Items from an interface collection
____

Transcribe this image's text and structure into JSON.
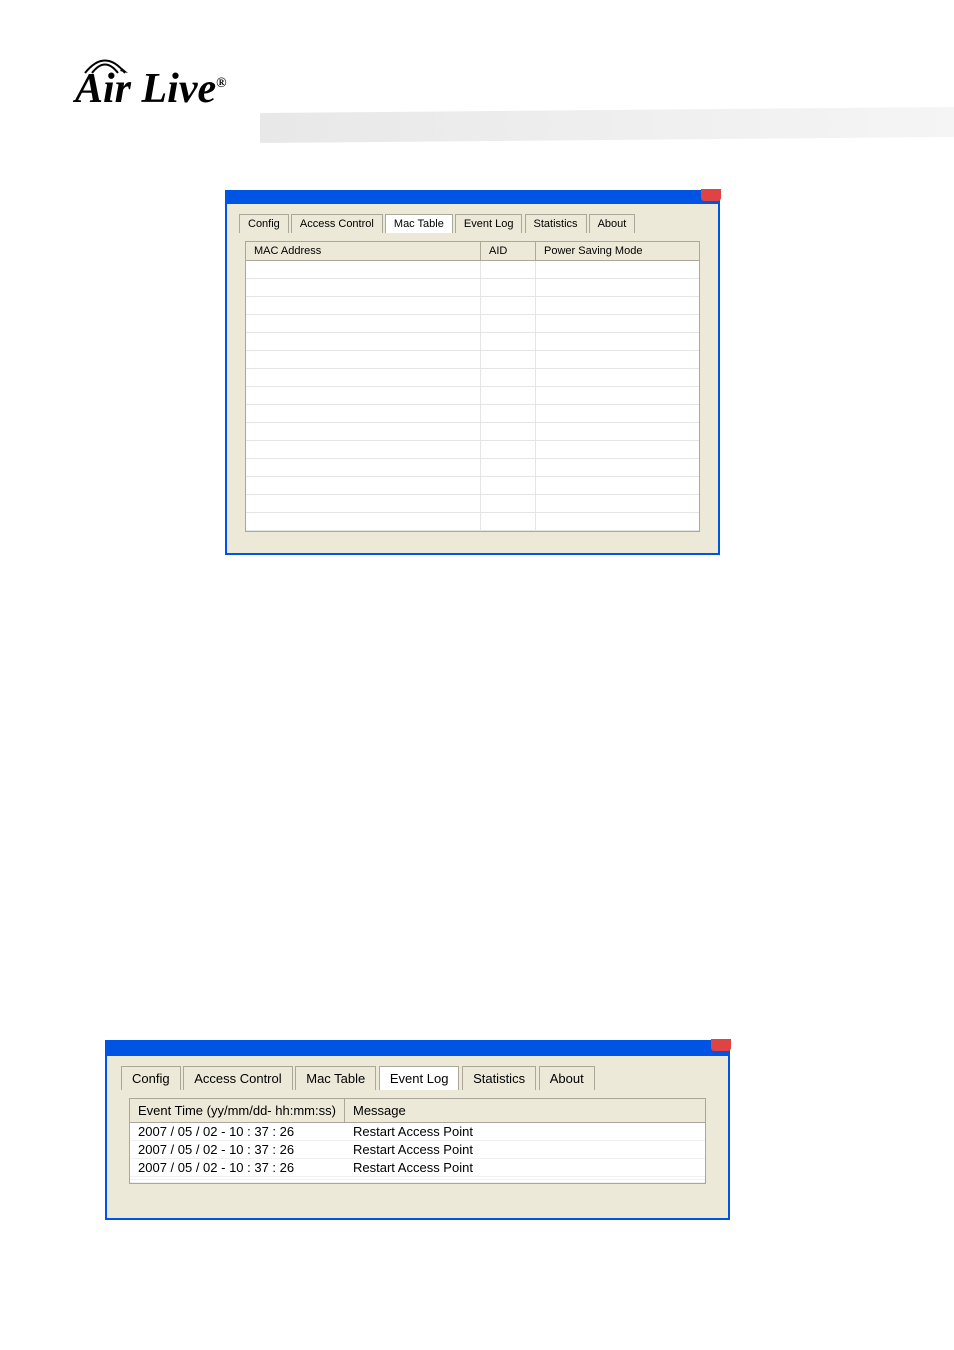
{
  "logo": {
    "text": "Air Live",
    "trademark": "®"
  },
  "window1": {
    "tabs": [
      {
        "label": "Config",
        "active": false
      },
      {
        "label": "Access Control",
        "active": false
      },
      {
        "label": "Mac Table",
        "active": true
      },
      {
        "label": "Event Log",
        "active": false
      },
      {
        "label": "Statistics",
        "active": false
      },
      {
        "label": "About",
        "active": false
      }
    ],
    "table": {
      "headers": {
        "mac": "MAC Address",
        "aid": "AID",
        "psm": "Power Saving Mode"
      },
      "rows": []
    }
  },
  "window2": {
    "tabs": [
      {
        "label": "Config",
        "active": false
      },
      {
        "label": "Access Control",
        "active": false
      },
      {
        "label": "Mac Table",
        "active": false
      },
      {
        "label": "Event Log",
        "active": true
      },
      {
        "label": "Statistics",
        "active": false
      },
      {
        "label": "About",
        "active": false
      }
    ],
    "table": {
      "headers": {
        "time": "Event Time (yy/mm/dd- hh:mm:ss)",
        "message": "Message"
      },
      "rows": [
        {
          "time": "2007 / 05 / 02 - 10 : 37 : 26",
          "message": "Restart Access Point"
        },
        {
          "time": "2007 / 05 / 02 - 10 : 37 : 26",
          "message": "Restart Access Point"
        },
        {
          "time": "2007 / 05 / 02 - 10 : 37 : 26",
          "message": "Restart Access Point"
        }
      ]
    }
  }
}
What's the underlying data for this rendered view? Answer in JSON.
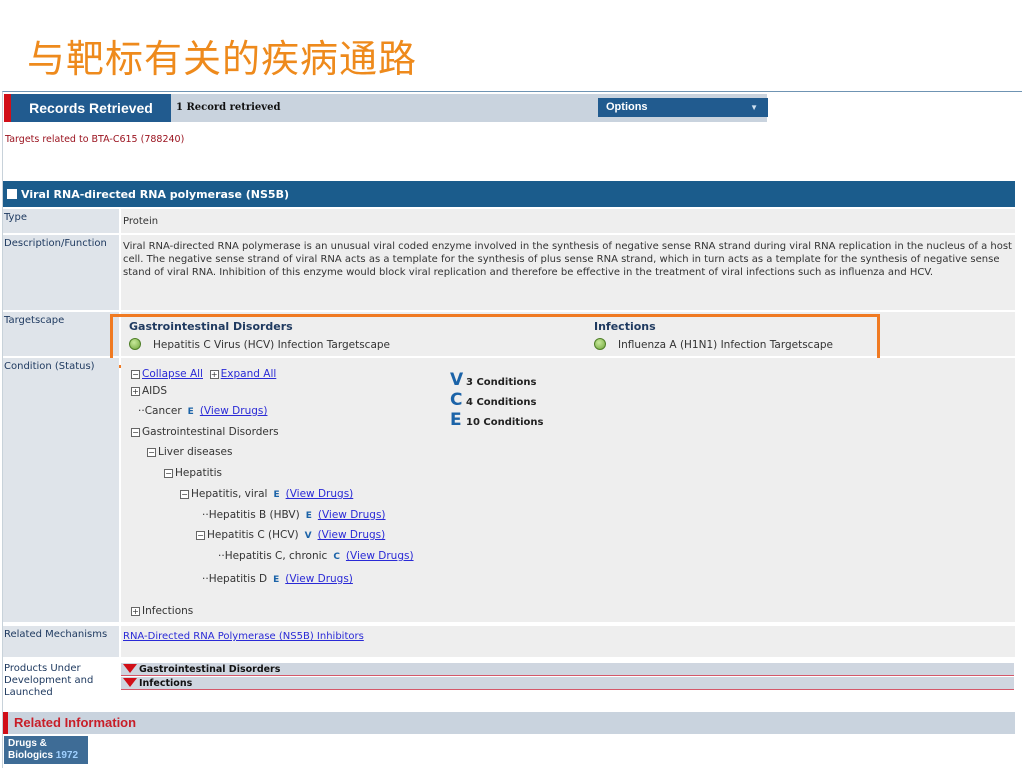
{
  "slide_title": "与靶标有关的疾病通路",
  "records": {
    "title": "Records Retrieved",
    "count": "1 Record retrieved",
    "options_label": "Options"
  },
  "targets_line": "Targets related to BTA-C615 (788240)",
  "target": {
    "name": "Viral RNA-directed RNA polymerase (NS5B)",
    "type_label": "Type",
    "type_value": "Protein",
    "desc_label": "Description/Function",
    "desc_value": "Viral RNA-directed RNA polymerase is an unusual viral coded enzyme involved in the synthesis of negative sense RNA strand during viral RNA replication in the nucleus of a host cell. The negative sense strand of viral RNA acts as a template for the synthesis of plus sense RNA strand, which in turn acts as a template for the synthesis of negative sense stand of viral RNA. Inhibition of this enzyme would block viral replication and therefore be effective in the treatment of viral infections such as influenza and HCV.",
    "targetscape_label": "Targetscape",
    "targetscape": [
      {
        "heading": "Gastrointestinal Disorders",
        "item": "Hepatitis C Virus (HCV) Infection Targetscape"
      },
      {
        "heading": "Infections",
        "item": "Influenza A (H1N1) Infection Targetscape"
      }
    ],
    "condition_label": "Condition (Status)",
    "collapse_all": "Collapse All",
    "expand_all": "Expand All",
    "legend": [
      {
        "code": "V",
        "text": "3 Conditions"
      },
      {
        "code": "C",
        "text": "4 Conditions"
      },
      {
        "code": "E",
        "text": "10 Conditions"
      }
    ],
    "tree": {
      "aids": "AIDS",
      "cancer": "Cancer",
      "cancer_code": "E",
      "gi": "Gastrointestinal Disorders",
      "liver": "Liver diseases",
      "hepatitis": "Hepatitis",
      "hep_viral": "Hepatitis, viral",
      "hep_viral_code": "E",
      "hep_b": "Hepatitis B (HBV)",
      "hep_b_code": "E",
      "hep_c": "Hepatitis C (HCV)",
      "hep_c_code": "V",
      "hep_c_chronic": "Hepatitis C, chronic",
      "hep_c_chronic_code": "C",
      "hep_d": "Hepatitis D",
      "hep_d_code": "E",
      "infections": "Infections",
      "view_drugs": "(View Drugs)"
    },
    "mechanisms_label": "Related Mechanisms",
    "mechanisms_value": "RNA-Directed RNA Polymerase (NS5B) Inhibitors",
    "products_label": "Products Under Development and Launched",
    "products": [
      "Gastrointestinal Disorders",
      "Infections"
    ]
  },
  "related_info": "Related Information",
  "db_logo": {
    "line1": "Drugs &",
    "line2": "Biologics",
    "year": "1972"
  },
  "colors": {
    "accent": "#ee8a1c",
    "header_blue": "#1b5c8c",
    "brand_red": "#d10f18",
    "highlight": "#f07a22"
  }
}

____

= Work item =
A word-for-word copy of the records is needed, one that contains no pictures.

= Solution to this task =
Transcribe this image's text and structure into JSON.
{
  "logo": {
    "text": "Air Live",
    "trademark": "®"
  },
  "window1": {
    "tabs": [
      {
        "label": "Config",
        "active": false
      },
      {
        "label": "Access Control",
        "active": false
      },
      {
        "label": "Mac Table",
        "active": true
      },
      {
        "label": "Event Log",
        "active": false
      },
      {
        "label": "Statistics",
        "active": false
      },
      {
        "label": "About",
        "active": false
      }
    ],
    "table": {
      "headers": {
        "mac": "MAC Address",
        "aid": "AID",
        "psm": "Power Saving Mode"
      },
      "rows": []
    }
  },
  "window2": {
    "tabs": [
      {
        "label": "Config",
        "active": false
      },
      {
        "label": "Access Control",
        "active": false
      },
      {
        "label": "Mac Table",
        "active": false
      },
      {
        "label": "Event Log",
        "active": true
      },
      {
        "label": "Statistics",
        "active": false
      },
      {
        "label": "About",
        "active": false
      }
    ],
    "table": {
      "headers": {
        "time": "Event Time (yy/mm/dd- hh:mm:ss)",
        "message": "Message"
      },
      "rows": [
        {
          "time": "2007 / 05 / 02 - 10 : 37 : 26",
          "message": "Restart Access Point"
        },
        {
          "time": "2007 / 05 / 02 - 10 : 37 : 26",
          "message": "Restart Access Point"
        },
        {
          "time": "2007 / 05 / 02 - 10 : 37 : 26",
          "message": "Restart Access Point"
        }
      ]
    }
  }
}
What's the underlying data for this rendered view? Answer in JSON.
{
  "slide_title": "与靶标有关的疾病通路",
  "records": {
    "title": "Records Retrieved",
    "count": "1 Record retrieved",
    "options_label": "Options"
  },
  "targets_line": "Targets related to BTA-C615 (788240)",
  "target": {
    "name": "Viral RNA-directed RNA polymerase (NS5B)",
    "type_label": "Type",
    "type_value": "Protein",
    "desc_label": "Description/Function",
    "desc_value": "Viral RNA-directed RNA polymerase is an unusual viral coded enzyme involved in the synthesis of negative sense RNA strand during viral RNA replication in the nucleus of a host cell. The negative sense strand of viral RNA acts as a template for the synthesis of plus sense RNA strand, which in turn acts as a template for the synthesis of negative sense stand of viral RNA. Inhibition of this enzyme would block viral replication and therefore be effective in the treatment of viral infections such as influenza and HCV.",
    "targetscape_label": "Targetscape",
    "targetscape": [
      {
        "heading": "Gastrointestinal Disorders",
        "item": "Hepatitis C Virus (HCV) Infection Targetscape"
      },
      {
        "heading": "Infections",
        "item": "Influenza A (H1N1) Infection Targetscape"
      }
    ],
    "condition_label": "Condition (Status)",
    "collapse_all": "Collapse All",
    "expand_all": "Expand All",
    "legend": [
      {
        "code": "V",
        "text": "3 Conditions"
      },
      {
        "code": "C",
        "text": "4 Conditions"
      },
      {
        "code": "E",
        "text": "10 Conditions"
      }
    ],
    "tree": {
      "aids": "AIDS",
      "cancer": "Cancer",
      "cancer_code": "E",
      "gi": "Gastrointestinal Disorders",
      "liver": "Liver diseases",
      "hepatitis": "Hepatitis",
      "hep_viral": "Hepatitis, viral",
      "hep_viral_code": "E",
      "hep_b": "Hepatitis B (HBV)",
      "hep_b_code": "E",
      "hep_c": "Hepatitis C (HCV)",
      "hep_c_code": "V",
      "hep_c_chronic": "Hepatitis C, chronic",
      "hep_c_chronic_code": "C",
      "hep_d": "Hepatitis D",
      "hep_d_code": "E",
      "infections": "Infections",
      "view_drugs": "(View Drugs)"
    },
    "mechanisms_label": "Related Mechanisms",
    "mechanisms_value": "RNA-Directed RNA Polymerase (NS5B) Inhibitors",
    "products_label": "Products Under Development and Launched",
    "products": [
      "Gastrointestinal Disorders",
      "Infections"
    ]
  },
  "related_info": "Related Information",
  "db_logo": {
    "line1": "Drugs &",
    "line2": "Biologics",
    "year": "1972"
  },
  "colors": {
    "accent": "#ee8a1c",
    "header_blue": "#1b5c8c",
    "brand_red": "#d10f18",
    "highlight": "#f07a22"
  }
}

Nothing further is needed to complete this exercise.